WORK TASK →
Search the data for the string "amount" and extract every line where it appears.

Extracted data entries
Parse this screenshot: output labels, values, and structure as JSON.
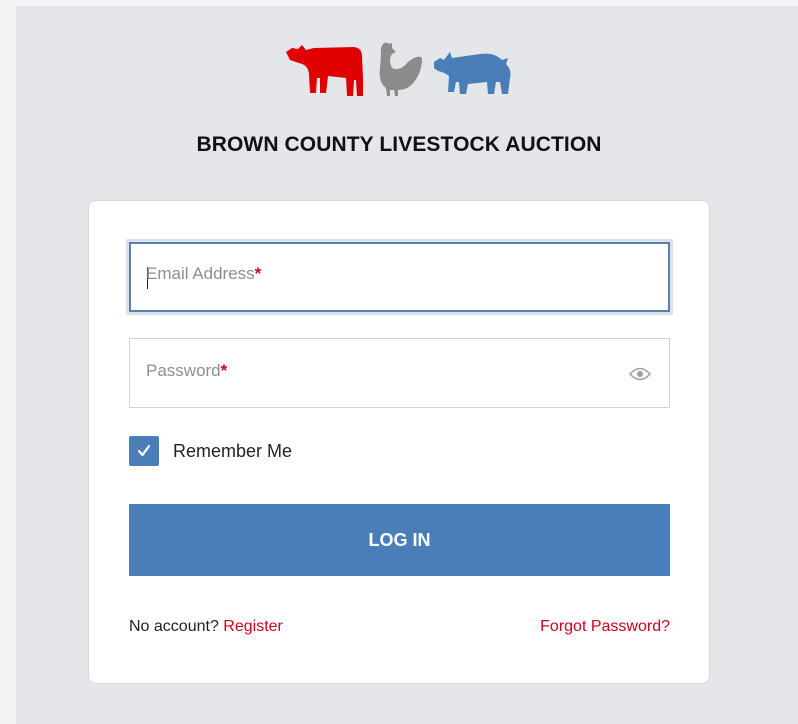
{
  "app": {
    "title": "BROWN COUNTY LIVESTOCK AUCTION"
  },
  "logo": {
    "icons": [
      "cow-icon",
      "chicken-icon",
      "pig-icon"
    ],
    "colors": {
      "cow": "#e10000",
      "chicken": "#8c8c8c",
      "pig": "#4a7eb8"
    }
  },
  "form": {
    "email": {
      "placeholder": "Email Address",
      "required_marker": "*",
      "value": ""
    },
    "password": {
      "placeholder": "Password",
      "required_marker": "*",
      "value": "",
      "toggle_icon": "eye-icon"
    },
    "remember_me": {
      "label": "Remember Me",
      "checked": true
    },
    "login_button_label": "LOG IN"
  },
  "footer": {
    "no_account_text": "No account?",
    "register_link": "Register",
    "forgot_password_link": "Forgot Password?"
  },
  "colors": {
    "accent": "#4a7eb8",
    "link": "#d0021b",
    "background": "#e4e6ea"
  }
}
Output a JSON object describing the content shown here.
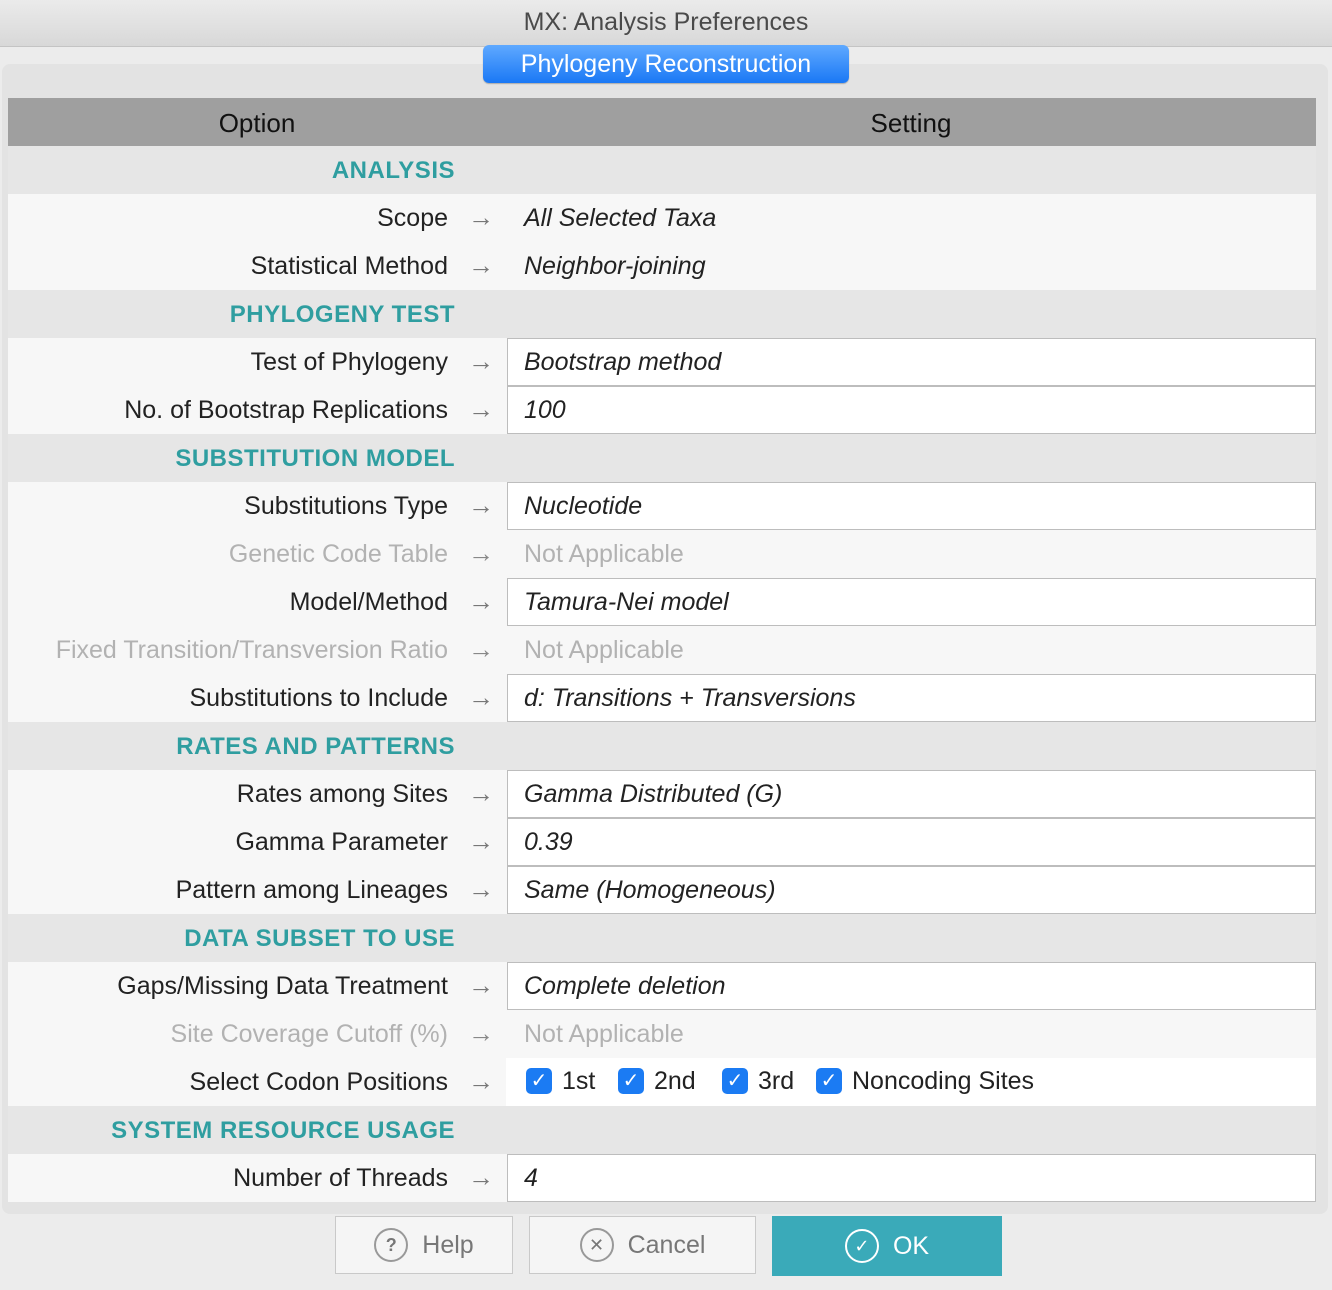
{
  "window": {
    "title": "MX: Analysis Preferences"
  },
  "tab": {
    "label": "Phylogeny Reconstruction"
  },
  "table": {
    "header": {
      "option": "Option",
      "setting": "Setting"
    },
    "sections": [
      {
        "label": "ANALYSIS",
        "rows": [
          {
            "option": "Scope",
            "value": "All Selected Taxa",
            "editable": false,
            "enabled": true
          },
          {
            "option": "Statistical Method",
            "value": "Neighbor-joining",
            "editable": false,
            "enabled": true
          }
        ]
      },
      {
        "label": "PHYLOGENY TEST",
        "rows": [
          {
            "option": "Test of Phylogeny",
            "value": "Bootstrap method",
            "editable": true,
            "enabled": true
          },
          {
            "option": "No. of Bootstrap Replications",
            "value": "100",
            "editable": true,
            "enabled": true
          }
        ]
      },
      {
        "label": "SUBSTITUTION MODEL",
        "rows": [
          {
            "option": "Substitutions Type",
            "value": "Nucleotide",
            "editable": true,
            "enabled": true
          },
          {
            "option": "Genetic Code Table",
            "value": "Not Applicable",
            "editable": false,
            "enabled": false
          },
          {
            "option": "Model/Method",
            "value": "Tamura-Nei model",
            "editable": true,
            "enabled": true
          },
          {
            "option": "Fixed Transition/Transversion Ratio",
            "value": "Not Applicable",
            "editable": false,
            "enabled": false
          },
          {
            "option": "Substitutions to Include",
            "value": "d: Transitions + Transversions",
            "editable": true,
            "enabled": true
          }
        ]
      },
      {
        "label": "RATES AND PATTERNS",
        "rows": [
          {
            "option": "Rates among Sites",
            "value": "Gamma Distributed (G)",
            "editable": true,
            "enabled": true
          },
          {
            "option": "Gamma Parameter",
            "value": "0.39",
            "editable": true,
            "enabled": true
          },
          {
            "option": "Pattern among Lineages",
            "value": "Same (Homogeneous)",
            "editable": true,
            "enabled": true
          }
        ]
      },
      {
        "label": "DATA SUBSET TO USE",
        "rows": [
          {
            "option": "Gaps/Missing Data Treatment",
            "value": "Complete deletion",
            "editable": true,
            "enabled": true
          },
          {
            "option": "Site Coverage Cutoff (%)",
            "value": "Not Applicable",
            "editable": false,
            "enabled": false
          },
          {
            "option": "Select Codon Positions",
            "codons": [
              {
                "label": "1st",
                "checked": true
              },
              {
                "label": "2nd",
                "checked": true
              },
              {
                "label": "3rd",
                "checked": true
              },
              {
                "label": "Noncoding Sites",
                "checked": true
              }
            ]
          }
        ]
      },
      {
        "label": "SYSTEM RESOURCE USAGE",
        "rows": [
          {
            "option": "Number of Threads",
            "value": "4",
            "editable": true,
            "enabled": true
          }
        ]
      }
    ]
  },
  "buttons": {
    "help": "Help",
    "cancel": "Cancel",
    "ok": "OK"
  },
  "icons": {
    "help": "question-icon",
    "cancel": "close-icon",
    "ok": "check-icon",
    "arrow": "right-arrow-icon"
  },
  "colors": {
    "section_label": "#2f9ea0",
    "tab": "#1a78f5",
    "ok_button": "#3aaab9",
    "checkbox": "#1b7bf3"
  }
}
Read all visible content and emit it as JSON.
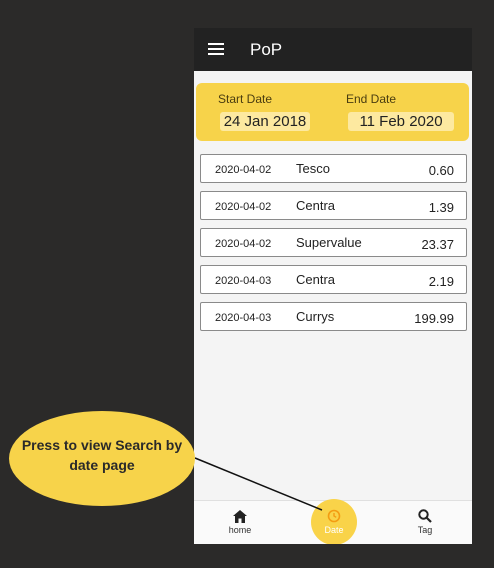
{
  "app": {
    "title": "PoP"
  },
  "date_range": {
    "start_label": "Start Date",
    "start_value": "24 Jan 2018",
    "end_label": "End Date",
    "end_value": "11 Feb 2020"
  },
  "receipts": [
    {
      "date": "2020-04-02",
      "store": "Tesco",
      "amount": "0.60"
    },
    {
      "date": "2020-04-02",
      "store": "Centra",
      "amount": "1.39"
    },
    {
      "date": "2020-04-02",
      "store": "Supervalue",
      "amount": "23.37"
    },
    {
      "date": "2020-04-03",
      "store": "Centra",
      "amount": "2.19"
    },
    {
      "date": "2020-04-03",
      "store": "Currys",
      "amount": "199.99"
    }
  ],
  "bottom_nav": [
    {
      "label": "home",
      "icon": "home-icon"
    },
    {
      "label": "Date",
      "icon": "history-icon"
    },
    {
      "label": "Tag",
      "icon": "search-icon"
    }
  ],
  "callout": {
    "line1": "Press to view Search by",
    "line2": "date page"
  },
  "colors": {
    "accent": "#f7d34a",
    "appbar": "#222222",
    "background": "#2b2a29"
  }
}
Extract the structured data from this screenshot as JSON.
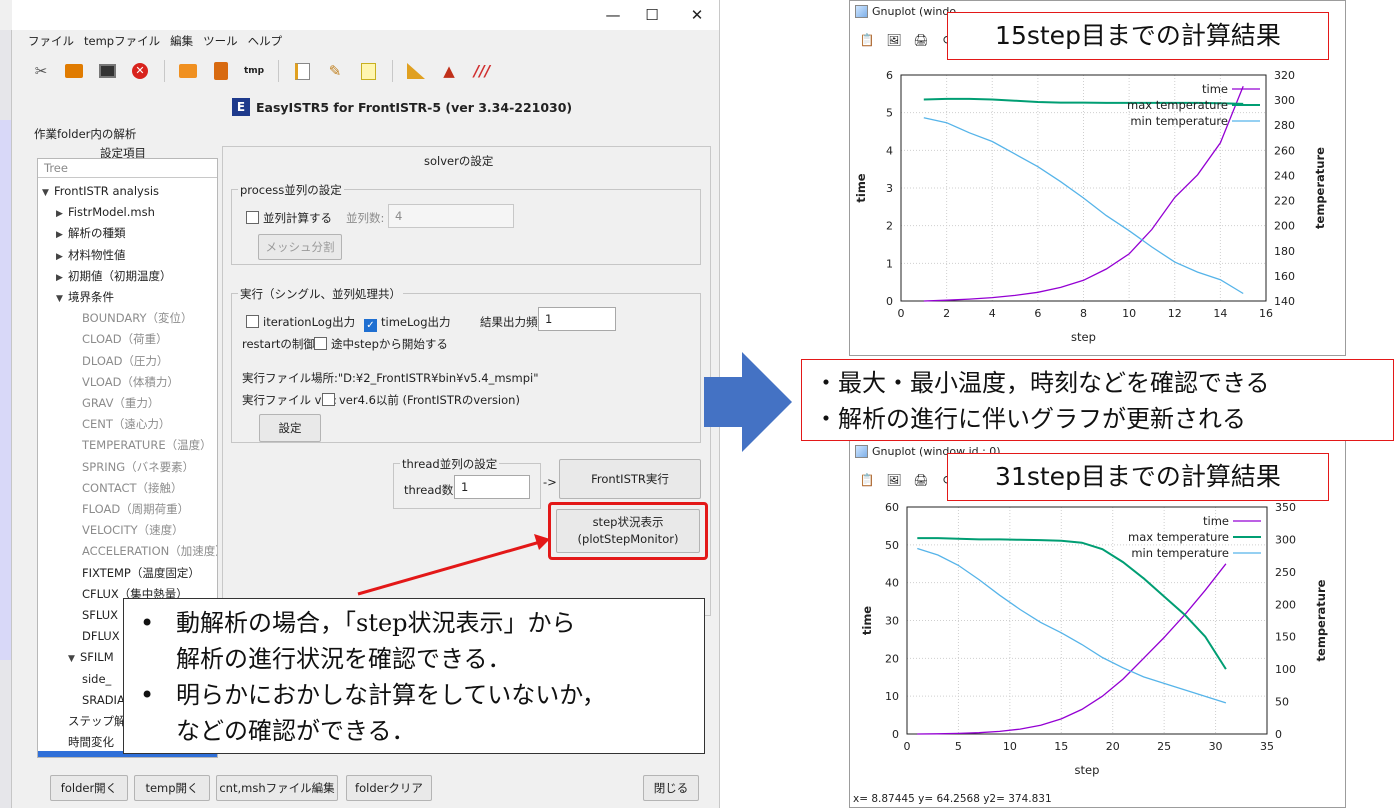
{
  "window": {
    "controls": {
      "minimize": "—",
      "maximize": "☐",
      "close": "✕"
    }
  },
  "menu": [
    "ファイル",
    "tempファイル",
    "編集",
    "ツール",
    "ヘルプ"
  ],
  "toolbar_icons": [
    "tools-icon",
    "folder-icon",
    "monitor-icon",
    "stop-icon",
    "open-folder-icon",
    "upload-icon",
    "tmp-icon",
    "edit-icon",
    "broom-icon",
    "note-icon",
    "ruler-icon",
    "shape-icon",
    "palette-icon"
  ],
  "app_title": "EasyISTR5 for FrontISTR-5  (ver 3.34-221030)",
  "app_logo": "E",
  "work_folder_label": "作業folder内の解析",
  "settings_header": "設定項目",
  "tree": {
    "header": "Tree",
    "items": [
      {
        "label": "FrontISTR analysis",
        "arrow": "▼"
      },
      {
        "label": "FistrModel.msh",
        "arrow": "▶"
      },
      {
        "label": "解析の種類",
        "arrow": "▶"
      },
      {
        "label": "材料物性値",
        "arrow": "▶"
      },
      {
        "label": "初期値（初期温度）",
        "arrow": "▶"
      },
      {
        "label": "境界条件",
        "arrow": "▼"
      },
      {
        "label": "BOUNDARY（変位）"
      },
      {
        "label": "CLOAD（荷重）"
      },
      {
        "label": "DLOAD（圧力）"
      },
      {
        "label": "VLOAD（体積力）"
      },
      {
        "label": "GRAV（重力）"
      },
      {
        "label": "CENT（遠心力）"
      },
      {
        "label": "TEMPERATURE（温度）"
      },
      {
        "label": "SPRING（バネ要素）"
      },
      {
        "label": "CONTACT（接触）"
      },
      {
        "label": "FLOAD（周期荷重）"
      },
      {
        "label": "VELOCITY（速度）"
      },
      {
        "label": "ACCELERATION（加速度）"
      },
      {
        "label": "FIXTEMP（温度固定）"
      },
      {
        "label": "CFLUX（集中熱量）"
      },
      {
        "label": "SFLUX"
      },
      {
        "label": "DFLUX"
      },
      {
        "label": "SFILM",
        "arrow": "▼"
      },
      {
        "label": "side_"
      },
      {
        "label": "SRADIA"
      },
      {
        "label": "ステップ解析"
      },
      {
        "label": "時間変化"
      }
    ]
  },
  "solver": {
    "title": "solverの設定",
    "process_group": "process並列の設定",
    "parallel_check": "並列計算する",
    "parallel_count_label": "並列数:",
    "parallel_count_value": "4",
    "mesh_split_button": "メッシュ分割",
    "exec_group": "実行（シングル、並列処理共）",
    "iteration_log": "iterationLog出力",
    "timelog": "timeLog出力",
    "output_freq_label": "結果出力頻度",
    "output_freq_value": "1",
    "restart_label": "restartの制御:",
    "restart_check": "途中stepから開始する",
    "exe_location": "実行ファイル場所:\"D:¥2_FrontISTR¥bin¥v5.4_msmpi\"",
    "exe_ver_label": "実行ファイル ver:",
    "exe_ver_check": "ver4.6以前 (FrontISTRのversion)",
    "settings_button": "設定",
    "thread_group": "thread並列の設定",
    "thread_label": "thread数:",
    "thread_value": "1",
    "arrow_text": "->",
    "run_button": "FrontISTR実行",
    "monitor_button_line1": "step状況表示",
    "monitor_button_line2": "(plotStepMonitor)"
  },
  "bottom_buttons": [
    "folder開く",
    "temp開く",
    "cnt,mshファイル編集",
    "folderクリア",
    "閉じる"
  ],
  "callout": {
    "bullet": "•",
    "lines": [
      "動解析の場合，「step状況表示」から",
      "解析の進行状況を確認できる．",
      "明らかにおかしな計算をしていないか，",
      "などの確認ができる．"
    ]
  },
  "gnuplot_top": {
    "title": "Gnuplot (windo",
    "label": "15step目までの計算結果"
  },
  "gnuplot_bottom": {
    "title": "Gnuplot (window id : 0)",
    "label": "31step目までの計算結果",
    "status": "x= 8.87445 y= 64.2568 y2= 374.831"
  },
  "note": {
    "lines": [
      "・最大・最小温度，時刻などを確認できる",
      "・解析の進行に伴いグラフが更新される"
    ]
  },
  "colors": {
    "time": "#9400d3",
    "max": "#009e73",
    "min": "#56b4e9",
    "red": "#e31818",
    "blue_arrow": "#4472c4"
  },
  "chart_data": [
    {
      "type": "line",
      "xlabel": "step",
      "ylabel": "time",
      "y2label": "temperature",
      "xlim": [
        0,
        16
      ],
      "ylim": [
        0,
        6
      ],
      "y2lim": [
        140,
        320
      ],
      "xticks": [
        0,
        2,
        4,
        6,
        8,
        10,
        12,
        14,
        16
      ],
      "yticks": [
        0,
        1,
        2,
        3,
        4,
        5,
        6
      ],
      "y2ticks": [
        140,
        160,
        180,
        200,
        220,
        240,
        260,
        280,
        300,
        320
      ],
      "grid": true,
      "legend": "top-right",
      "series": [
        {
          "name": "time",
          "axis": "y",
          "x": [
            1,
            2,
            3,
            4,
            5,
            6,
            7,
            8,
            9,
            10,
            11,
            12,
            13,
            14,
            15
          ],
          "values": [
            0.0,
            0.02,
            0.05,
            0.09,
            0.15,
            0.23,
            0.36,
            0.55,
            0.85,
            1.25,
            1.9,
            2.75,
            3.35,
            4.2,
            5.7
          ]
        },
        {
          "name": "max temperature",
          "axis": "y2",
          "x": [
            1,
            2,
            3,
            4,
            5,
            6,
            7,
            8,
            9,
            10,
            11,
            12,
            13,
            14,
            15
          ],
          "values": [
            300.5,
            301,
            301,
            300.5,
            299.5,
            298.5,
            298,
            298,
            297.8,
            297.8,
            297.8,
            297.8,
            297.8,
            297.5,
            297
          ]
        },
        {
          "name": "min temperature",
          "axis": "y2",
          "x": [
            1,
            2,
            3,
            4,
            5,
            6,
            7,
            8,
            9,
            10,
            11,
            12,
            13,
            14,
            15
          ],
          "values": [
            286,
            282,
            274,
            267,
            257,
            247,
            235,
            222,
            208,
            196,
            183,
            171,
            163,
            157,
            146
          ]
        }
      ]
    },
    {
      "type": "line",
      "xlabel": "step",
      "ylabel": "time",
      "y2label": "temperature",
      "xlim": [
        0,
        35
      ],
      "ylim": [
        0,
        60
      ],
      "y2lim": [
        0,
        350
      ],
      "xticks": [
        0,
        5,
        10,
        15,
        20,
        25,
        30,
        35
      ],
      "yticks": [
        0,
        10,
        20,
        30,
        40,
        50,
        60
      ],
      "y2ticks": [
        0,
        50,
        100,
        150,
        200,
        250,
        300,
        350
      ],
      "grid": true,
      "legend": "top-right",
      "series": [
        {
          "name": "time",
          "axis": "y",
          "x": [
            1,
            3,
            5,
            7,
            9,
            11,
            13,
            15,
            17,
            19,
            21,
            23,
            25,
            27,
            29,
            31
          ],
          "values": [
            0,
            0.05,
            0.15,
            0.35,
            0.7,
            1.3,
            2.3,
            4,
            6.5,
            10,
            14.5,
            20,
            25.5,
            31.5,
            38,
            45
          ]
        },
        {
          "name": "max temperature",
          "axis": "y2",
          "x": [
            1,
            3,
            5,
            7,
            9,
            11,
            13,
            15,
            17,
            19,
            21,
            23,
            25,
            27,
            29,
            31
          ],
          "values": [
            302,
            302,
            301,
            300,
            300,
            299.5,
            299,
            298,
            295,
            285,
            265,
            240,
            212,
            184,
            150,
            100
          ]
        },
        {
          "name": "min temperature",
          "axis": "y2",
          "x": [
            1,
            3,
            5,
            7,
            9,
            11,
            13,
            15,
            17,
            19,
            21,
            23,
            25,
            27,
            29,
            31
          ],
          "values": [
            286,
            276,
            260,
            238,
            214,
            192,
            172,
            156,
            138,
            118,
            102,
            88,
            78,
            68,
            58,
            48
          ]
        }
      ]
    }
  ]
}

TASK RESPONSE →
      "amount": "0.60"
      "amount": "1.39"
      "amount": "23.37"
      "amount": "2.19"
      "amount": "199.99"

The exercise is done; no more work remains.